The National Agricultural Statistics Service predicts that soybean production in Kentucky will be up 10 percent this year over last year.
But Edmonson County farmer Andy Alford says his 700 acres of soybeans aren’t likely to meet that predicted record-breaking crop this year, mostly because of heavy spring rains that delayed planting.
Alford says although the weather differs somewhat in regions across the state, he thinks the predictions of 50 bushels per acre are too high.
“I would tend to disagree with that number with what I know right now," said Alford. "I just don’t think the state can get that. If you factor in all the late planted beans, I think they’re going to pull the state soybean yields down.”
Soybeans are the largest crop in Kentucky in terms of acreage.

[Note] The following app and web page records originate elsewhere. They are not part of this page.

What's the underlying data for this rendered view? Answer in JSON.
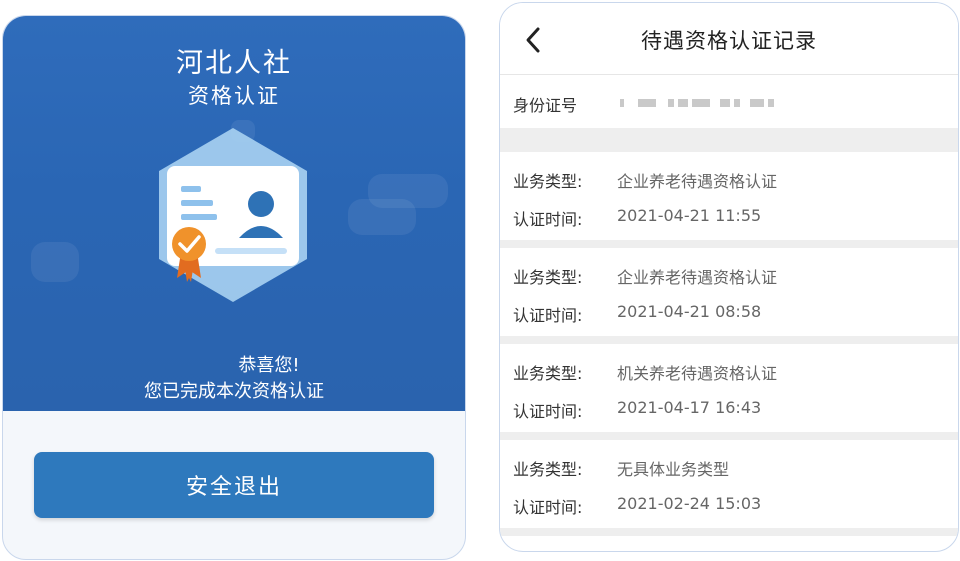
{
  "left_panel": {
    "title": "河北人社",
    "subtitle": "资格认证",
    "congrats_line1": "恭喜您!",
    "congrats_line2": "您已完成本次资格认证",
    "exit_button": "安全退出",
    "icon": "certificate-badge-icon",
    "colors": {
      "header_blue": "#2a66b4",
      "button_blue": "#2e79bd",
      "badge_orange": "#f0922b"
    }
  },
  "right_panel": {
    "title": "待遇资格认证记录",
    "back_icon": "chevron-left-icon",
    "id_label": "身份证号",
    "type_label": "业务类型:",
    "time_label": "认证时间:",
    "records": [
      {
        "type": "企业养老待遇资格认证",
        "time": "2021-04-21 11:55"
      },
      {
        "type": "企业养老待遇资格认证",
        "time": "2021-04-21 08:58"
      },
      {
        "type": "机关养老待遇资格认证",
        "time": "2021-04-17 16:43"
      },
      {
        "type": "无具体业务类型",
        "time": "2021-02-24 15:03"
      }
    ]
  }
}
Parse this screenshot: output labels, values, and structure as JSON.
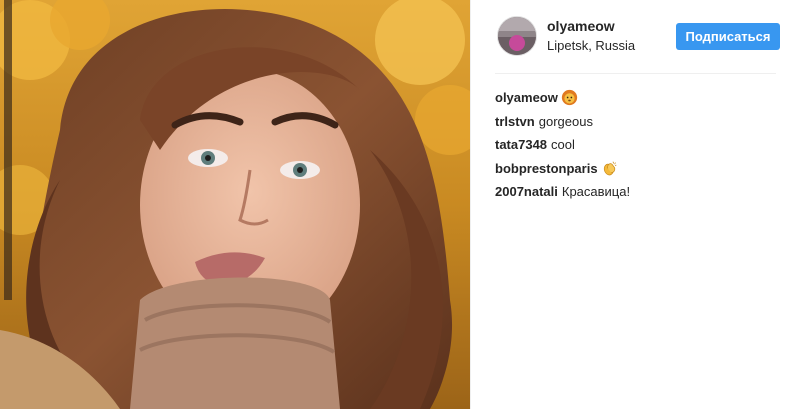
{
  "post": {
    "header": {
      "username": "olyameow",
      "location": "Lipetsk, Russia",
      "follow_label": "Подписаться"
    },
    "comments": [
      {
        "author": "olyameow",
        "text": "",
        "emoji": "lion-face-icon"
      },
      {
        "author": "trlstvn",
        "text": "gorgeous",
        "emoji": ""
      },
      {
        "author": "tata7348",
        "text": "cool",
        "emoji": ""
      },
      {
        "author": "bobprestonparis",
        "text": "",
        "emoji": "clapping-hands-icon"
      },
      {
        "author": "2007natali",
        "text": "Красавица!",
        "emoji": ""
      }
    ]
  },
  "colors": {
    "accent": "#3897f0",
    "text": "#262626",
    "divider": "#efefef",
    "photo_background": "#d89a2a"
  }
}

"We planted more acres than usual in beans and I've talked to several other producers who have done the same," said Alford. "But I'm not sure that the late beans can produce enough bushels to make up for how late they are and the lack of yield they're going to have to actually make it a record crop.

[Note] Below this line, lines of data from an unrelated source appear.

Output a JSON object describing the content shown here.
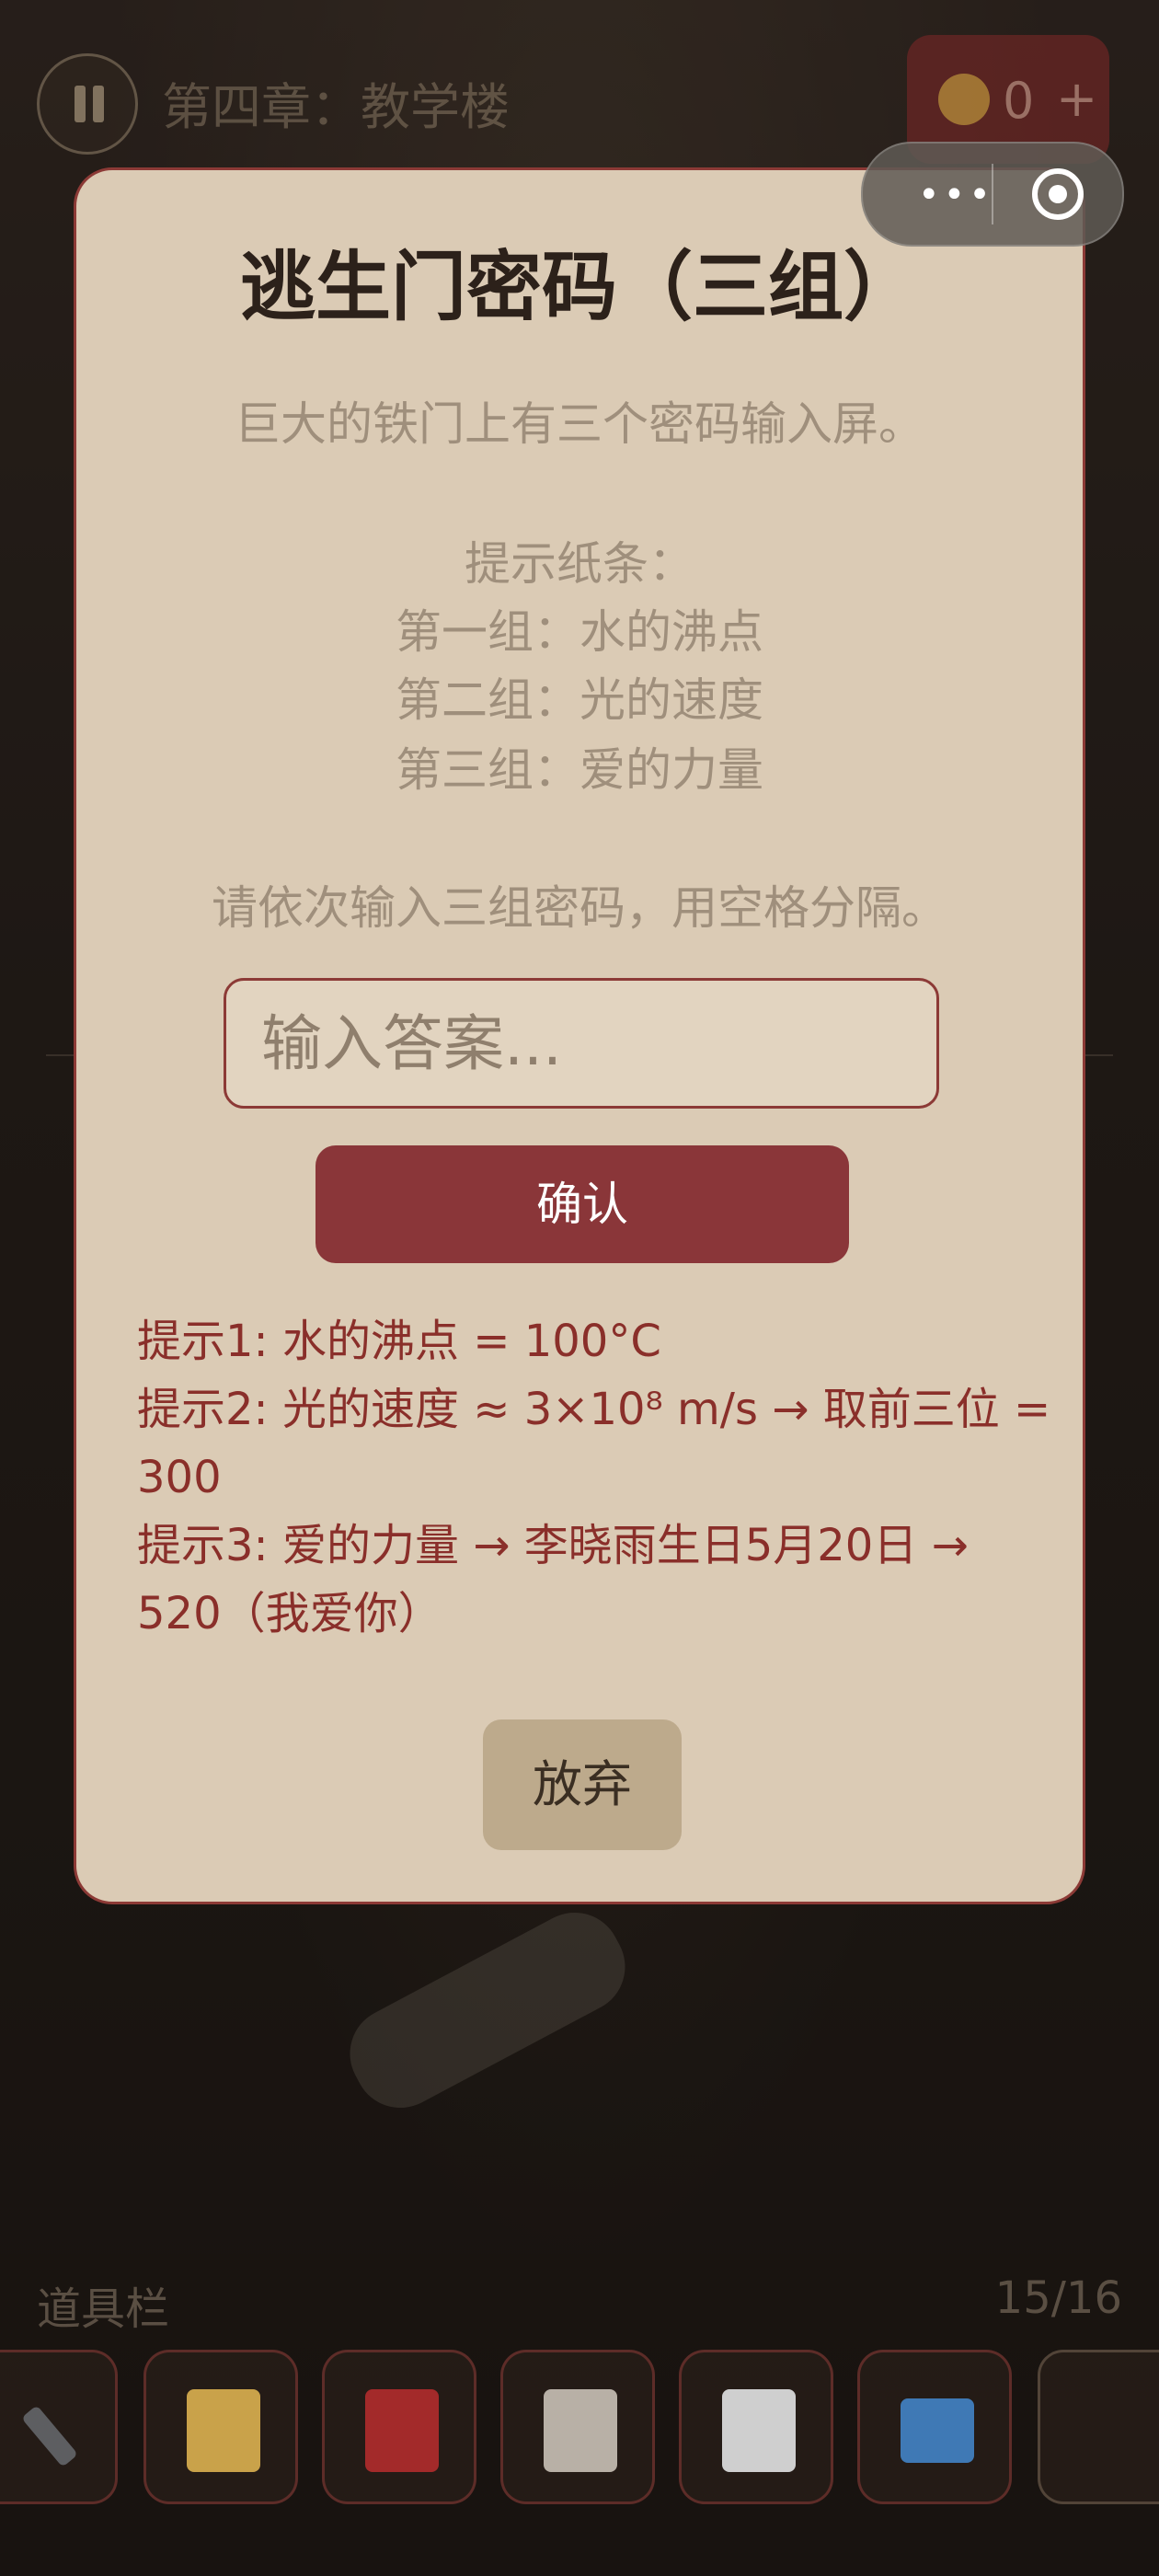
{
  "header": {
    "chapter_title": "第四章：教学楼",
    "coins": "0",
    "coin_plus": "+"
  },
  "capsule": {
    "more_label": "•••"
  },
  "modal": {
    "title": "逃生门密码（三组）",
    "description_line": "巨大的铁门上有三个密码输入屏。",
    "hint_note_title": "提示纸条：",
    "clue_1": "第一组：水的沸点",
    "clue_2": "第二组：光的速度",
    "clue_3": "第三组：爱的力量",
    "instruction": "请依次输入三组密码，用空格分隔。",
    "input_placeholder": "输入答案...",
    "confirm_label": "确认",
    "hints": [
      "提示1: 水的沸点 = 100°C",
      "提示2: 光的速度 ≈ 3×10⁸ m/s → 取前三位 = 300",
      "提示3: 爱的力量 → 李晓雨生日5月20日 → 520（我爱你）"
    ],
    "give_up_label": "放弃"
  },
  "inventory": {
    "title": "道具栏",
    "count": "15/16",
    "items": [
      {
        "icon": "wrench-icon",
        "color": "#8c96a0"
      },
      {
        "icon": "scroll-icon",
        "color": "#c9a24a"
      },
      {
        "icon": "book-icon",
        "color": "#a32a2a"
      },
      {
        "icon": "clipboard-icon",
        "color": "#b8b0a6"
      },
      {
        "icon": "memo-pencil-icon",
        "color": "#cfcfcf"
      },
      {
        "icon": "folder-icon",
        "color": "#3f79b5"
      },
      {
        "icon": "empty-slot-icon",
        "color": "#000000"
      }
    ]
  },
  "colors": {
    "modal_bg": "#dbcbb5",
    "accent": "#8a3639",
    "hint_text": "#8a2f2a"
  }
}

The economic impact of Kentucky’s soybean crop in 2014 was $1.1 billion.
In addition to being used for animal feed, soybeans are used for industrial oil and biodiesel, as well as food products such as tofu, soy milk, cooking oils and salad dressing.